In Time
Italian stories of resilience

Italy being our home country just makes it easier, in our everyday work, to come across these kind of stories: the ones where our rubber floorings have withstood the test of time even longer than we expected. They give us a sense of pride and purpose, but also there is the pleasure to explore these projects, these buildings, to see how they became a part of the city and how they served their inhabitants.

Surely there many more tales like these worldwide, awaiting for us to discover them, but for now let us take you on a small ride through Italy. Rubber floorings may not be the first thing that comes to your mind when thinking about resilience, but this trip may change your mind.


St. Orsola Hospital
Rubber floor installed in 1974
Photographed in 2018
The history of the hospital can be traced back to 1592. In 1869 it became the clinic of the Faculty of Medicine.
In the 1970s it merged with Malpighi Hospital and underwent a massive reformation.

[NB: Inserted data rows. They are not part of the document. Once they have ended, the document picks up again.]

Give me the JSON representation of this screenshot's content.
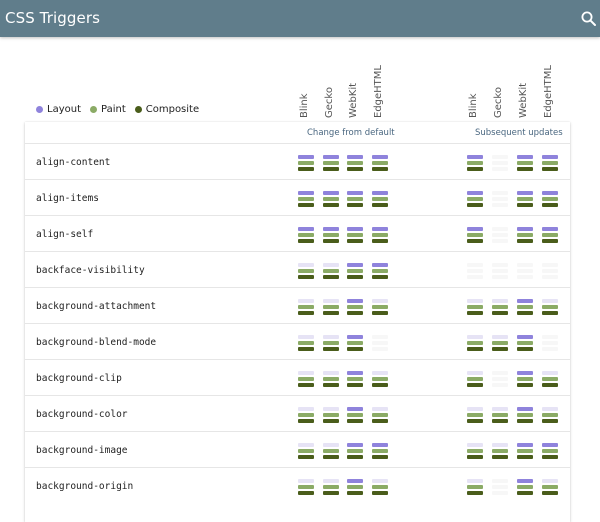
{
  "header": {
    "title": "CSS Triggers",
    "search_icon": "search-icon"
  },
  "legend": [
    {
      "label": "Layout",
      "color": "#8f83dc"
    },
    {
      "label": "Paint",
      "color": "#8bab66"
    },
    {
      "label": "Composite",
      "color": "#4a5d1b"
    }
  ],
  "engines": [
    "Blink",
    "Gecko",
    "WebKit",
    "EdgeHTML"
  ],
  "groups": [
    "Change from default",
    "Subsequent updates"
  ],
  "colors": {
    "layout": "#8f83dc",
    "paint": "#8bab66",
    "composite": "#4a5d1b",
    "inactive_layout": "#e6e3f5",
    "inactive_paint": "#e3ebd8",
    "inactive_composite": "#dde2d0"
  },
  "properties": [
    {
      "name": "align-content",
      "change": [
        "LPC",
        "LPC",
        "LPC",
        "LPC"
      ],
      "subsequent": [
        "LPC",
        "",
        "LPC",
        "LPC"
      ]
    },
    {
      "name": "align-items",
      "change": [
        "LPC",
        "LPC",
        "LPC",
        "LPC"
      ],
      "subsequent": [
        "LPC",
        "",
        "LPC",
        "LPC"
      ]
    },
    {
      "name": "align-self",
      "change": [
        "LPC",
        "LPC",
        "LPC",
        "LPC"
      ],
      "subsequent": [
        "LPC",
        "",
        "LPC",
        "LPC"
      ]
    },
    {
      "name": "backface-visibility",
      "change": [
        "PC",
        "PC",
        "LPC",
        "LPC"
      ],
      "subsequent": [
        "",
        "",
        "",
        ""
      ]
    },
    {
      "name": "background-attachment",
      "change": [
        "PC",
        "PC",
        "LPC",
        "PC"
      ],
      "subsequent": [
        "PC",
        "PC",
        "LPC",
        "PC"
      ]
    },
    {
      "name": "background-blend-mode",
      "change": [
        "PC",
        "PC",
        "LPC",
        ""
      ],
      "subsequent": [
        "PC",
        "PC",
        "LPC",
        ""
      ]
    },
    {
      "name": "background-clip",
      "change": [
        "PC",
        "PC",
        "LPC",
        "PC"
      ],
      "subsequent": [
        "PC",
        "",
        "LPC",
        "PC"
      ]
    },
    {
      "name": "background-color",
      "change": [
        "PC",
        "PC",
        "LPC",
        "PC"
      ],
      "subsequent": [
        "PC",
        "PC",
        "LPC",
        "PC"
      ]
    },
    {
      "name": "background-image",
      "change": [
        "PC",
        "PC",
        "LPC",
        "LPC"
      ],
      "subsequent": [
        "PC",
        "PC",
        "LPC",
        "LPC"
      ]
    },
    {
      "name": "background-origin",
      "change": [
        "PC",
        "PC",
        "LPC",
        "PC"
      ],
      "subsequent": [
        "PC",
        "",
        "LPC",
        "PC"
      ]
    }
  ]
}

Artigo contributed this marbled rubber floor, still in place today in pavilion 21, showing just a hint of a "rugged" look.


City Theatre
Rubber floor installed in 1972
Photographed in 2010
The theatre was re-built in the early 1970s taking the place of the “Virginia Marini” hall, destroyed during WWII.
The theatre went through a long refurbishment work and opened again in 2016, with our original rubber flooring still in place.


San Gerardo Hospital
Rubber floor installed in 1975
Photographed in 2016
San Gerardo is more than a Hospital: it is an institution. Founded in 1174 as a shelter for the poor, it has since represented a beacon of care and excellency for a densely-populated area.
Today it also hosts the faculty of Medicine and Surgery of the University of Milan.
Recently a new architectural body has been added: named the Palazzina Accoglienza (Welcoming Building), is a 4-floors unit housing 83 outpatient clinics.
The floorings for the new Palazzina come from our Grain collection.
The original rubber floorings installed in 1970s in the old buildings are still in very good conditions.


National Library
Rubber floor installed in 1973
Photographed in 2014
Built between 1958 and 1973, the National Library replaced the Regia Biblioteca originally built in 1720.
The pool of architects of the project comprised Massimo Amodei, Pasquale Carbonara, Italo Insolera, Aldo Livadiotti, Antonio Quistelli.
The original flooring installed consisted of 10.000 sqm of rubber, still in place today in several areas.


Palazzina Reale
Santa Maria Novella
Rubber floor installed in 1935
Photographed in 2016
The year is 1935. Architects collective Gruppo Toscano, led by Giovanni Michelucci, are finally seeing the fruition of their one-year commitment to a new project: the Royal Pavillon (Palazzina) of Santa Maria Novella, built to house the Royal Family during their stays in Florence.
In the porch, meant to be crossed by vehicles, a revolutionary material is chosen: rubber. Provided by our alma mater, Pirelli, a black rubber flooring made of rectangular, ridged tiles creates a surprisingly modern, optical texture. That same flooring is still there today.